Words and Photos by Dan Sanchez for PickupTrucks.com
Most of us can admit to the fact that we’ve all imagined ourselves driving a Ford F-150 SVT Raptor in a desert race, and sharing the podium with guys like Carl Renezeder or Kurt LeDuc. After all, with 11.5-inches of front suspension travel, Fox racing shocks, special transmission tuning and 35-inch tall BFG tires, the Raptor is designed to handle the rigors of high-speed off-roading right off the showroom floor.
While it would be great to trade paint with elite off-road racers, our colleague and experienced automotive journalist Sue Mead had a better idea. She wanted to take a 5.4-liter V-8 equipped SVT Raptor and participate in the annual Dakar Rally, taking place in January 2011 in South America.
Mead is well versed and experienced in off-road racing, and has participated in the Dakar race once before as a co-driver. In 2000, she took part in the race when it was held in Africa, along with veteran off-road racers Darren Skilton and Troy Johnson racing for Kia. If you recall, that race was stopped by a terrorist threat, and many of the racers, including Mead’s team were evacuated. Mead was also a support driver for Volkswagen in the 2009 Dakar Rally.
It’s been Mead’s wish to go back and compete in the Dakar and it seemed like the Raptor would make the perfect vehicle to take it on. Fortunately, Ford also thought it would be a great venue to show off the truck’s potential, so team Mead, Skilton and Johnson were given a 2010 pre-production Molten Orange Raptor by Ford for the race.
But just taking a Raptor off the street and putting it into the Dakar race isn’t realistic. It’s going to take lots of preparation and some modifications to get the truck race ready. Fortunately, Johnson is an experienced racer and fabricator; but more importantly, he’s the owner and instructor at the FabSchool located in Riverside, California. So he thought it would be great to have his students prep the truck with a complete roll-cage and other structural and suspension enhancements. In addition, it would also allow the team to get the truck done quickly with more manpower dedicated to the vehicle.
The students at the FabSchool have already torn apart the truck’s interior and cut away portions of the cab’s inner sheetmetal. This is done to tuck the tubing closer to the sides and roof of the cab, maximizing head and leg room while adding strength and increasing safety.
While it may sound sketchy, trusting the safety of your roll cage to students learning how to fabricate and weld, Johnson has full confidence in their work.

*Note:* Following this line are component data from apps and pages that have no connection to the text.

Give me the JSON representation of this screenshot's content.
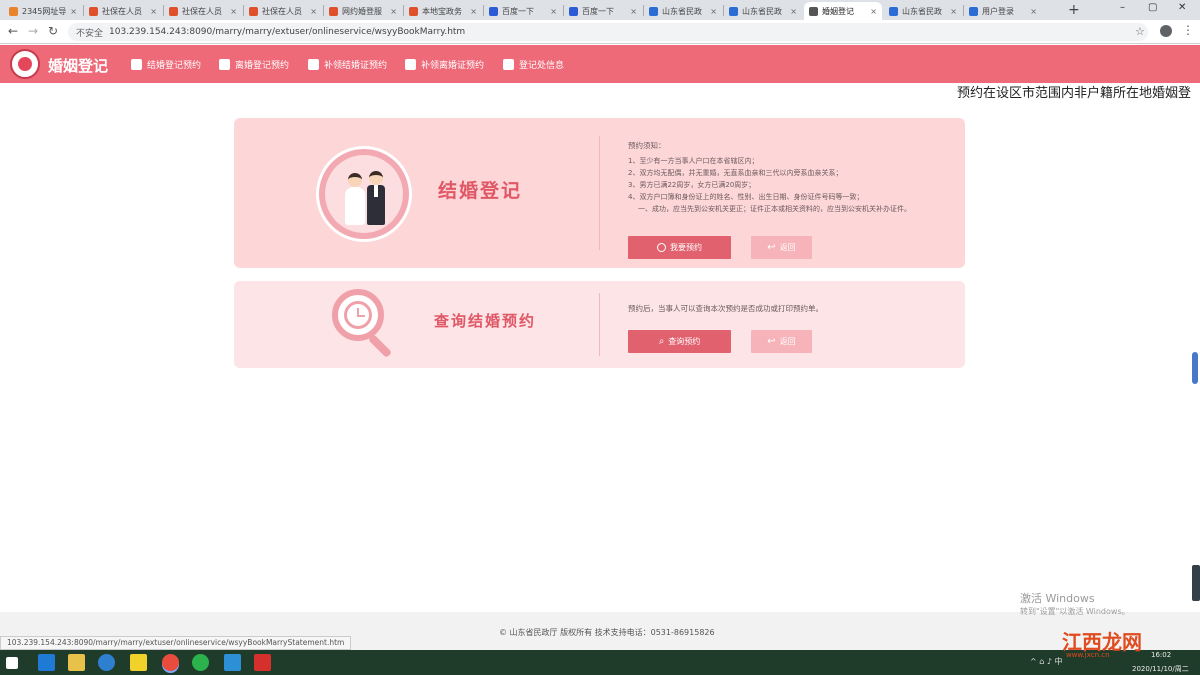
{
  "browser": {
    "tabs": [
      {
        "label": "2345网址导",
        "fav": "#e8842b"
      },
      {
        "label": "社保在人员",
        "fav": "#e0502c"
      },
      {
        "label": "社保在人员",
        "fav": "#e0502c"
      },
      {
        "label": "社保在人员",
        "fav": "#e0502c"
      },
      {
        "label": "网约婚登服",
        "fav": "#e0502c"
      },
      {
        "label": "本地宝政务",
        "fav": "#e0502c"
      },
      {
        "label": "百度一下",
        "fav": "#2d5bd6"
      },
      {
        "label": "百度一下",
        "fav": "#2d5bd6"
      },
      {
        "label": "山东省民政",
        "fav": "#2d6bd6"
      },
      {
        "label": "山东省民政",
        "fav": "#2d6bd6"
      },
      {
        "label": "婚姻登记",
        "fav": "#555555"
      },
      {
        "label": "山东省民政",
        "fav": "#2d6bd6"
      },
      {
        "label": "用户登录",
        "fav": "#2d6bd6"
      }
    ],
    "active_tab": 10,
    "security_label": "不安全",
    "url": "103.239.154.243:8090/marry/marry/extuser/onlineservice/wsyyBookMarry.htm",
    "new_tab_symbol": "+",
    "minimize_symbol": "–",
    "maximize_symbol": "▢",
    "close_symbol": "✕",
    "back_symbol": "←",
    "forward_symbol": "→",
    "reload_symbol": "↻",
    "star_symbol": "☆",
    "menu_symbol": "⋮"
  },
  "header": {
    "site_title": "婚姻登记",
    "nav": [
      {
        "label": "结婚登记预约",
        "icon": "person-icon"
      },
      {
        "label": "离婚登记预约",
        "icon": "person-icon"
      },
      {
        "label": "补领结婚证预约",
        "icon": "certificate-icon"
      },
      {
        "label": "补领离婚证预约",
        "icon": "certificate-icon"
      },
      {
        "label": "登记处信息",
        "icon": "home-icon"
      }
    ]
  },
  "marquee_text": "预约在设区市范围内非户籍所在地婚姻登",
  "card_marriage": {
    "title": "结婚登记",
    "notice_heading": "预约须知：",
    "notice_lines": [
      "1、至少有一方当事人户口在本省辖区内；",
      "2、双方均无配偶，并无重婚，无直系血亲和三代以内旁系血亲关系；",
      "3、男方已满22周岁，女方已满20周岁；",
      "4、双方户口簿和身份证上的姓名、性别、出生日期、身份证件号码等一致；",
      "一、成功，应当先到公安机关更正；证件正本或相关资料的，应当到公安机关补办证件。"
    ],
    "book_button": "我要预约",
    "back_button": "返回"
  },
  "card_query": {
    "title": "查询结婚预约",
    "notice": "预约后，当事人可以查询本次预约是否成功或打印预约单。",
    "query_button": "查询预约",
    "back_button": "返回"
  },
  "footer": {
    "copyright": "© 山东省民政厅 版权所有    技术支持电话：0531-86915826",
    "status_url": "103.239.154.243:8090/marry/marry/extuser/onlineservice/wsyyBookMarryStatement.htm"
  },
  "overlay": {
    "watermark_title": "激活 Windows",
    "watermark_sub": "转到\"设置\"以激活 Windows。",
    "site_logo": "江西龙网",
    "site_logo_url": "www.jxcn.cn"
  },
  "taskbar": {
    "time": "16:02",
    "date": "2020/11/10/周二",
    "tray_text": "^  ⌂  ♪  中"
  },
  "colors": {
    "brand": "#ee6a79",
    "card1_bg": "#fdd6d8",
    "card2_bg": "#fde4e6",
    "primary_button": "#e2616f",
    "back_button": "#f6b3b9"
  }
}
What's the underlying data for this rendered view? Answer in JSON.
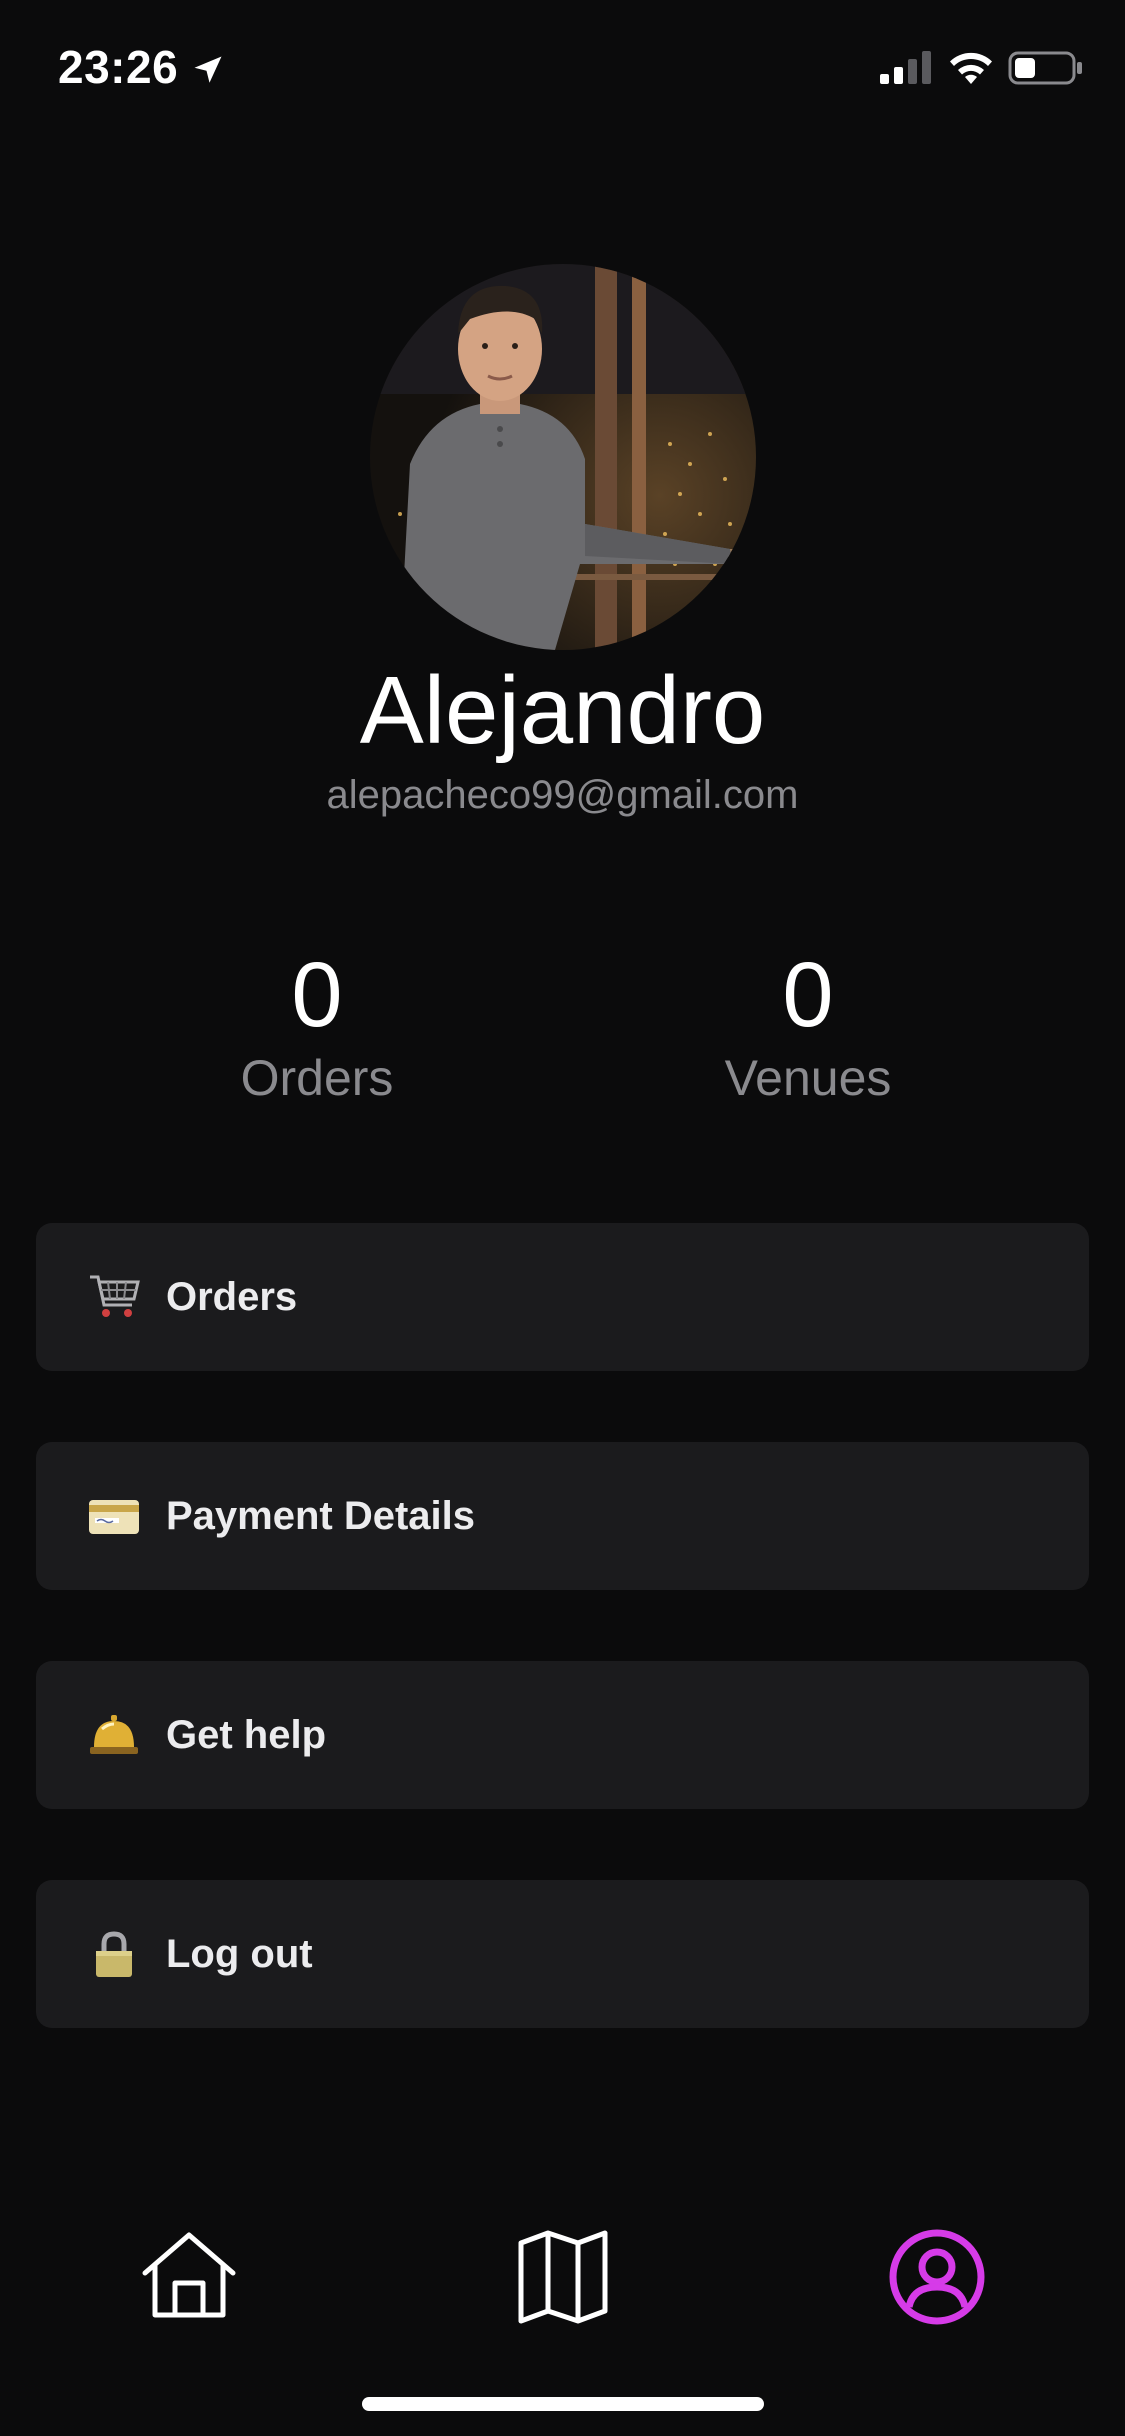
{
  "status_bar": {
    "time": "23:26",
    "location_icon": "location-arrow-icon",
    "signal_icon": "cellular-signal-icon",
    "wifi_icon": "wifi-icon",
    "battery_icon": "battery-icon",
    "battery_level": 0.35
  },
  "profile": {
    "avatar_icon": "profile-photo",
    "name": "Alejandro",
    "email": "alepacheco99@gmail.com"
  },
  "stats": {
    "orders": {
      "value": "0",
      "label": "Orders"
    },
    "venues": {
      "value": "0",
      "label": "Venues"
    }
  },
  "menu": {
    "items": [
      {
        "label": "Orders",
        "icon": "shopping-cart-icon"
      },
      {
        "label": "Payment Details",
        "icon": "credit-card-icon"
      },
      {
        "label": "Get help",
        "icon": "service-bell-icon"
      },
      {
        "label": "Log out",
        "icon": "lock-icon"
      }
    ]
  },
  "tab_bar": {
    "tabs": [
      {
        "icon": "home-icon",
        "active": false
      },
      {
        "icon": "map-icon",
        "active": false
      },
      {
        "icon": "user-profile-icon",
        "active": true
      }
    ],
    "active_color": "#d63be8",
    "inactive_color": "#ffffff"
  },
  "colors": {
    "background": "#0b0b0c",
    "card": "#1b1b1d",
    "secondary_text": "#8a8a8e"
  }
}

“I’ve been a fabricator for more than 25 years,” Johnson said. “I’ve worked with Walker Evans, Kurt DeLuc, Carl Renezeder and more. So we like to tell our students that you’re only as good as the people you work with.”
Johnson enjoys taking his experience and talents and training young students to fabricate using the techniques he’s acquired over many years of building professional race vehicles.
His efforts in are evident in the first portions of the Raptor’s roll cage, which were trial fitted into the interior, and fit perfectly along the contours of the roof and A-pillars. Taking a further look at some of the work around the classroom and shop, the chassis, cages and welds on some of the vehicles there, demonstrate the precision and talents students are being taught by experienced professionals who aren’t afraid to race what they build.
But it’s going to take more than a simple roll cage to prepare this street SVT Raptor to take on the harsh rigors of a race like the Dakar. So in addition to a full roll cage, the truck will also receive racing seats, a new fuel cell in the bed, safety equipment, sand ramps, a compressor and upgraded Fox Racing shocks.
“The factory 2.5-inch diameter Fox shocks are hefty,” Johnson said. “But they are [internal] bypass shocks that can develop problems during an aggressive and long race like the Dakar. We spoke with Fox racing and we’ve decided to use their three-inch diameter shocks that will perform better for the conditions that we’ll encounter during the race.”
The shop at the FabSchool has two CNC milling machines and all the fabrication tools necessary to start piecing the truck together in time for the event. Along with Mead, Skilton and Johnson, mechanics Dan Moore and James Fisher will be a part of the support team.
“You don’t realize how much logistics it takes to put a team and vehicle together,” Johnson said. “We are still looking for sponsors and there is a chance that we may get the Raptor all done, but it may remain sitting if we can’t get the sponsorship dollars needed to compete in the race.”
Johnson doesn’t have too much time to worry about that, however. He’s busy devoting much of his attention to getting the Raptor ready.
“We need to get the Raptor completed and on a cargo ship by the first week of November,” Mead said. “So that means it needs to be completed by the third or fourth week of October so we can do some testing prior to the race.”
PickupTrucks.com will be following the build and testing of the Dakar Raptor and showcase all of the upgrades and improvements necessary to get this truck ready for competition. In the meantime, team Mead, Skilton and Johnson continue to prepare for the long road ahead and look forward to the day they can roll the Raptor onto the starting line.